WHAT TO DO — I need all the entries repeated exactly as written.

INFORMATION SHOWN —
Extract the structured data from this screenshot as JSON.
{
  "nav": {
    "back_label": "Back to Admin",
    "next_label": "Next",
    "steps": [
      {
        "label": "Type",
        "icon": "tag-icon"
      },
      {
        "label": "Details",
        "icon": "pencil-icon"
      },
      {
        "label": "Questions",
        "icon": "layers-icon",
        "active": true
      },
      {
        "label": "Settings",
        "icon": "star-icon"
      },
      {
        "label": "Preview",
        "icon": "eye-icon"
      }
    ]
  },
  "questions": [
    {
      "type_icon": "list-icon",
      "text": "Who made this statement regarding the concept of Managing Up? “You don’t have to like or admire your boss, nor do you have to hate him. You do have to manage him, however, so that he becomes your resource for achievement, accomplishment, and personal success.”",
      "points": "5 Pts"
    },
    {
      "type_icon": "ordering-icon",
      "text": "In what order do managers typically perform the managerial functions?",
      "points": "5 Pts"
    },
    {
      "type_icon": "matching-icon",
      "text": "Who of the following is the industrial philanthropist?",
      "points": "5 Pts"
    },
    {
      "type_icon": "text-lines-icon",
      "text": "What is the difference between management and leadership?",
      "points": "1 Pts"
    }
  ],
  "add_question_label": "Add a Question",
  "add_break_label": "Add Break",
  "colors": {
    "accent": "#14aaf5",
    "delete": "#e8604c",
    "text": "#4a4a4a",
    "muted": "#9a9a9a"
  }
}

EXERCISE SOLUTION —
Extract the structured data from this screenshot as JSON.
{
  "nav": {
    "back_label": "Back to Admin",
    "next_label": "Next",
    "steps": [
      {
        "label": "Type",
        "icon": "tag-icon"
      },
      {
        "label": "Details",
        "icon": "pencil-icon"
      },
      {
        "label": "Questions",
        "icon": "layers-icon",
        "active": true
      },
      {
        "label": "Settings",
        "icon": "star-icon"
      },
      {
        "label": "Preview",
        "icon": "eye-icon"
      }
    ]
  },
  "questions": [
    {
      "type_icon": "list-icon",
      "text": "Who made this statement regarding the concept of Managing Up? “You don’t have to like or admire your boss, nor do you have to hate him. You do have to manage him, however, so that he becomes your resource for achievement, accomplishment, and personal success.”",
      "points": "5 Pts"
    },
    {
      "type_icon": "ordering-icon",
      "text": "In what order do managers typically perform the managerial functions?",
      "points": "5 Pts"
    },
    {
      "type_icon": "matching-icon",
      "text": "Who of the following is the industrial philanthropist?",
      "points": "5 Pts"
    },
    {
      "type_icon": "text-lines-icon",
      "text": "What is the difference between management and leadership?",
      "points": "1 Pts"
    }
  ],
  "add_question_label": "Add a Question",
  "add_break_label": "Add Break",
  "colors": {
    "accent": "#14aaf5",
    "delete": "#e8604c",
    "text": "#4a4a4a",
    "muted": "#9a9a9a"
  }
}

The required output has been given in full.